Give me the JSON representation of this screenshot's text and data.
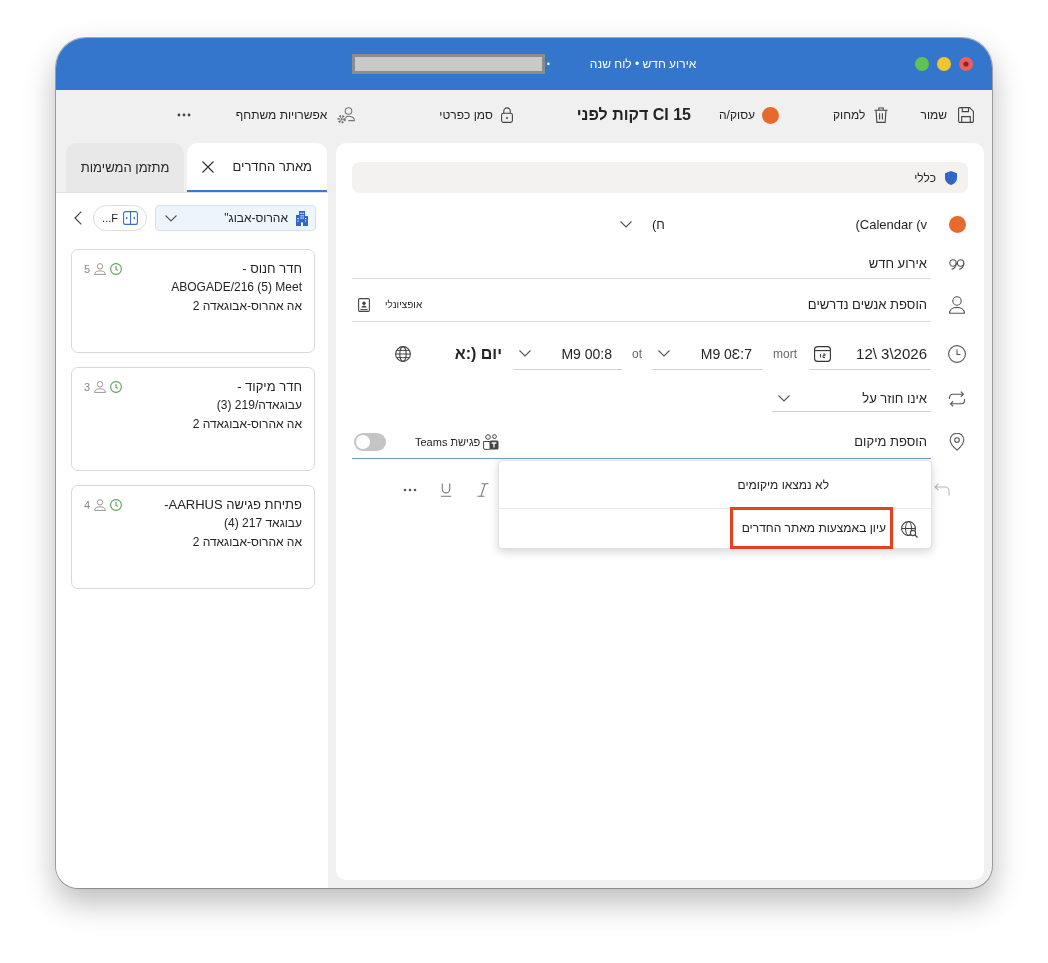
{
  "window": {
    "separator": "•",
    "title": "אירוע חדש • לוח שנה"
  },
  "toolbar": {
    "items": [
      {
        "kind": "save",
        "label": "שמור"
      },
      {
        "kind": "delete",
        "label": "למחוק"
      },
      {
        "kind": "status",
        "label": "עסוק/ה"
      },
      {
        "kind": "reminder",
        "label": "15 CI דקות לפני"
      },
      {
        "kind": "private",
        "label": "סמן כפרטי"
      },
      {
        "kind": "attendee_options",
        "label": "אפשרויות משתחף"
      },
      {
        "kind": "more"
      }
    ]
  },
  "form": {
    "category": {
      "label": "כללי"
    },
    "calendar": {
      "name": "(Calendar (v",
      "account": "(ח"
    },
    "title": {
      "value": "אירוע חדש"
    },
    "attendees": {
      "placeholder": "הוספת אנשים נדרשים",
      "optional": "אופציונלי"
    },
    "time": {
      "date": "12\\ 3\\2026",
      "from_label": "mort",
      "start": "M9 0Ɛ:7",
      "to_label": "ot",
      "end": "M9 00:8",
      "timezone": "יום (:א"
    },
    "repeat": {
      "value": "אינו חוזר על"
    },
    "location": {
      "placeholder": "הוספת מיקום",
      "teams_label": "פגישת Teams",
      "teams_on": false
    },
    "location_menu": {
      "empty_text": "לא נמצאו מיקומים",
      "items": [
        {
          "label": "עיון באמצעות מאתר החדרים",
          "highlighted": true
        }
      ]
    }
  },
  "sidebar": {
    "tabs": [
      {
        "label": "מאתר החדרים",
        "selected": true,
        "closable": true
      },
      {
        "label": "מתזמן המשימות",
        "selected": false,
        "closable": false
      }
    ],
    "building_filter": {
      "value": "אהרוס-אבוג\""
    },
    "filter_button": {
      "label": "F..."
    },
    "rooms": [
      {
        "name": "חדר חנוס -",
        "detail": "ABOGADE/216 (5) Meet",
        "address": "אה אהרוס-אבוגאדה 2",
        "capacity": "5"
      },
      {
        "name": "חדר מיקוד -",
        "detail": "עבוגאדה/219 (3)",
        "address": "אה  אהרוס-אבוגאדה 2",
        "capacity": "3"
      },
      {
        "name": "פתיחת פגישה AARHUS-",
        "detail": "עבוגאד 217 (4)",
        "address": "אה אהרוס-אבוגאדה 2",
        "capacity": "4"
      }
    ]
  }
}
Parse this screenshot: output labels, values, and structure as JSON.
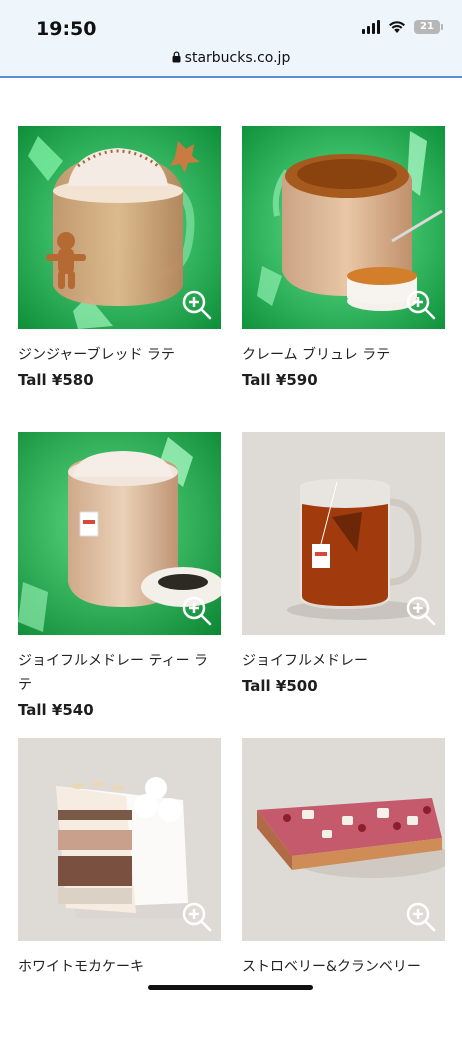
{
  "status": {
    "time": "19:50",
    "battery": "21",
    "url": "starbucks.co.jp"
  },
  "colors": {
    "green_bg": "#23b04e",
    "neutral_bg": "#dedbd7",
    "foam": "#f2e6dc",
    "latte": "#d9ad83",
    "tea": "#a13a0c"
  },
  "products": [
    {
      "name": "ジンジャーブレッド ラテ",
      "price": "Tall ¥580",
      "image": "gingerbread-latte"
    },
    {
      "name": "クレーム ブリュレ ラテ",
      "price": "Tall ¥590",
      "image": "creme-brulee-latte"
    },
    {
      "name": "ジョイフルメドレー ティー ラテ",
      "price": "Tall ¥540",
      "image": "joyful-medley-tea-latte"
    },
    {
      "name": "ジョイフルメドレー",
      "price": "Tall ¥500",
      "image": "joyful-medley-tea"
    },
    {
      "name": "ホワイトモカケーキ",
      "price": "",
      "image": "white-mocha-cake"
    },
    {
      "name": "ストロベリー&クランベリー",
      "price": "",
      "image": "strawberry-cranberry-tart"
    }
  ]
}
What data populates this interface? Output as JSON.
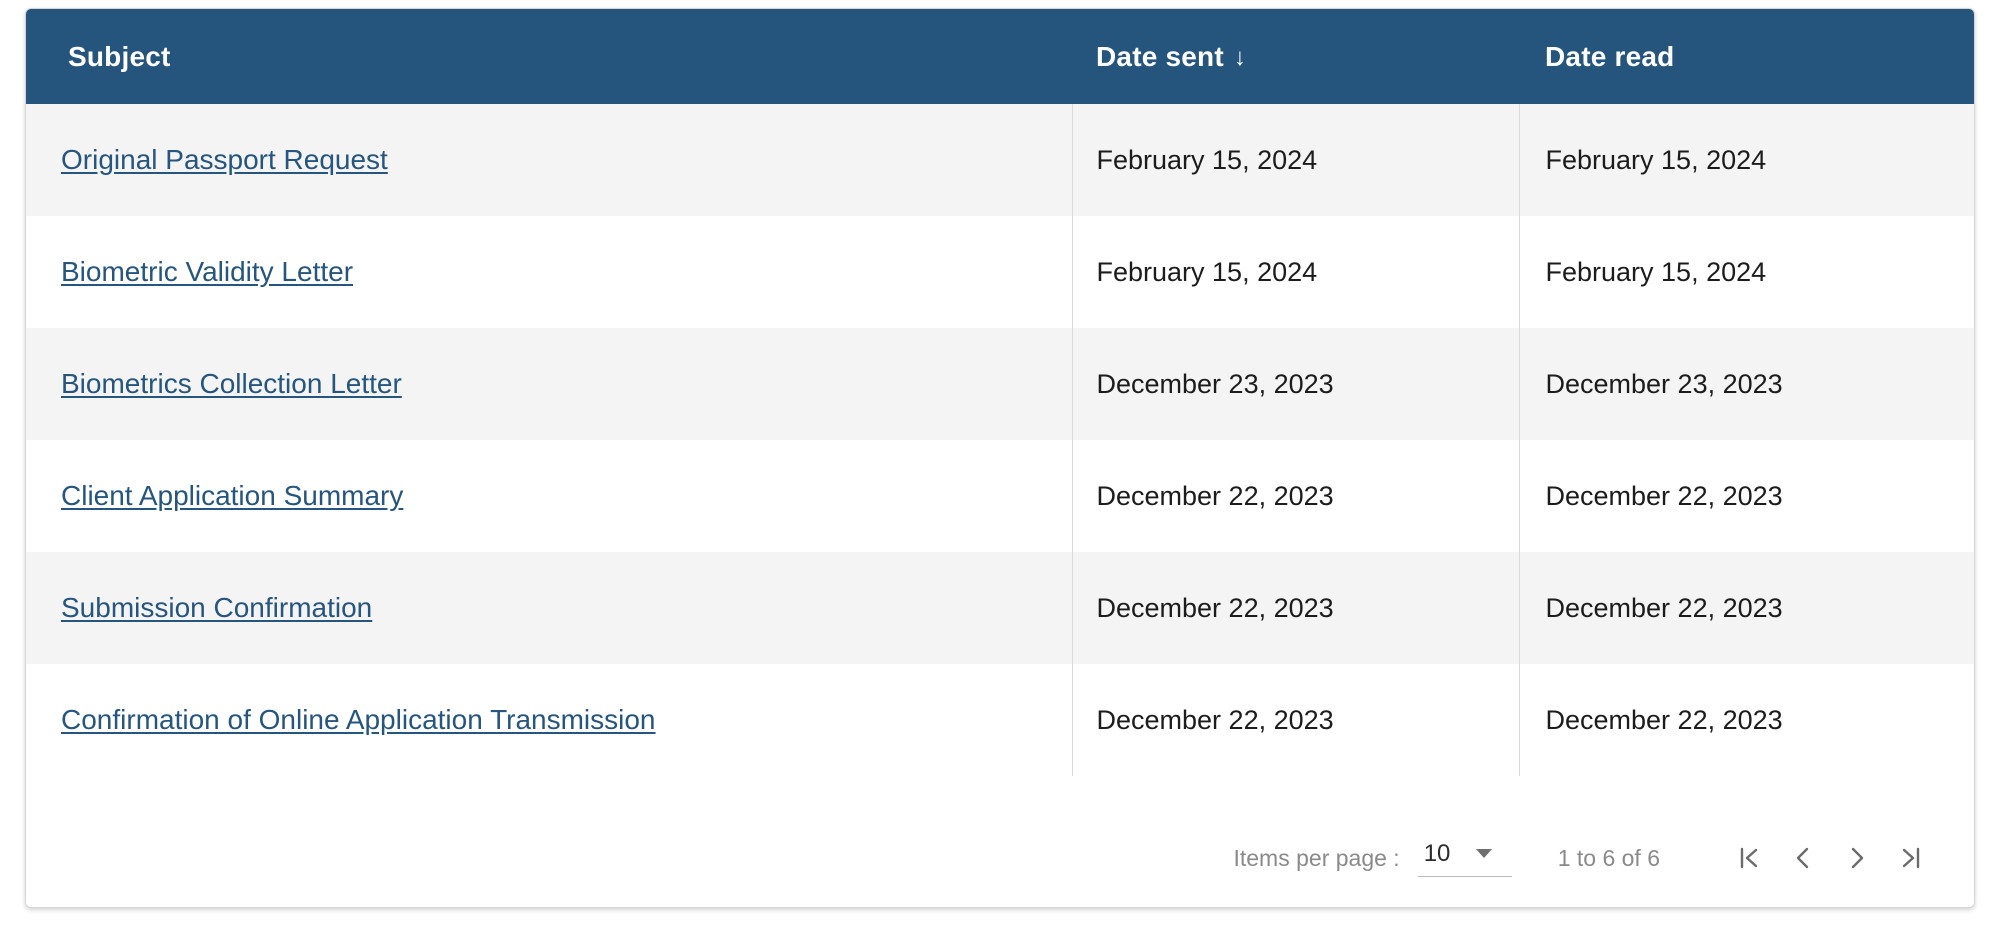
{
  "table": {
    "columns": [
      {
        "key": "subject",
        "label": "Subject",
        "sort": null
      },
      {
        "key": "date_sent",
        "label": "Date sent",
        "sort": "desc",
        "sort_icon": "arrow-down-icon"
      },
      {
        "key": "date_read",
        "label": "Date read",
        "sort": null
      }
    ],
    "rows": [
      {
        "subject": "Original Passport Request",
        "date_sent": "February 15, 2024",
        "date_read": "February 15, 2024"
      },
      {
        "subject": "Biometric Validity Letter",
        "date_sent": "February 15, 2024",
        "date_read": "February 15, 2024"
      },
      {
        "subject": "Biometrics Collection Letter",
        "date_sent": "December 23, 2023",
        "date_read": "December 23, 2023"
      },
      {
        "subject": "Client Application Summary",
        "date_sent": "December 22, 2023",
        "date_read": "December 22, 2023"
      },
      {
        "subject": "Submission Confirmation",
        "date_sent": "December 22, 2023",
        "date_read": "December 22, 2023"
      },
      {
        "subject": "Confirmation of Online Application Transmission",
        "date_sent": "December 22, 2023",
        "date_read": "December 22, 2023"
      }
    ]
  },
  "paginator": {
    "items_per_page_label": "Items per page :",
    "items_per_page_value": "10",
    "items_per_page_options": [
      "10"
    ],
    "range_label": "1 to 6 of 6",
    "buttons": [
      {
        "name": "first-page-button",
        "icon": "first-page-icon"
      },
      {
        "name": "previous-page-button",
        "icon": "chevron-left-icon"
      },
      {
        "name": "next-page-button",
        "icon": "chevron-right-icon"
      },
      {
        "name": "last-page-button",
        "icon": "last-page-icon"
      }
    ]
  },
  "colors": {
    "header_background": "#25557c",
    "link": "#26557e",
    "row_stripe": "#f4f4f4",
    "row_plain": "#ffffff",
    "muted_text": "#8a8a8a"
  }
}
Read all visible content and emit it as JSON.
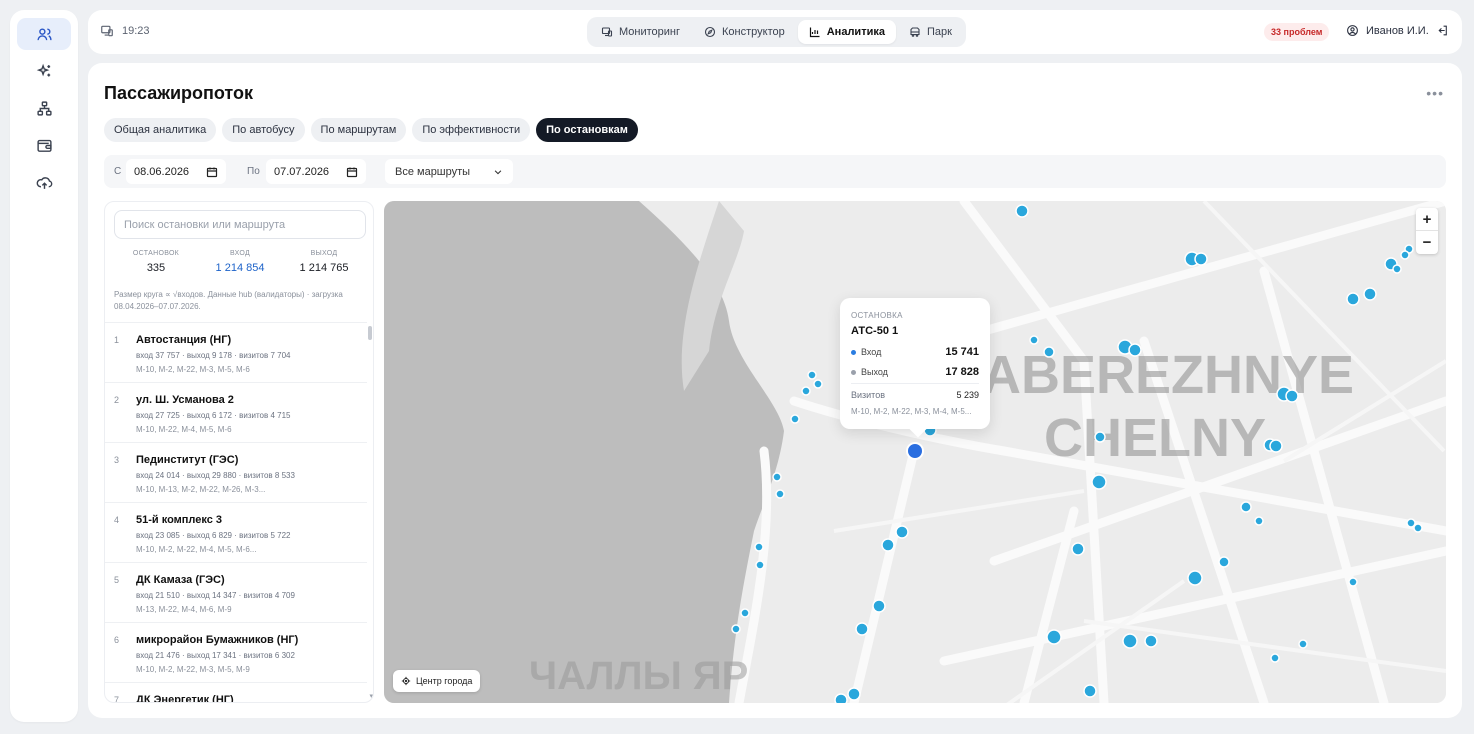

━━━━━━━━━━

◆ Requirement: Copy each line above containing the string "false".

◆ Exercise response:
      "teams_on": false
        "selected": false,
        "closable": false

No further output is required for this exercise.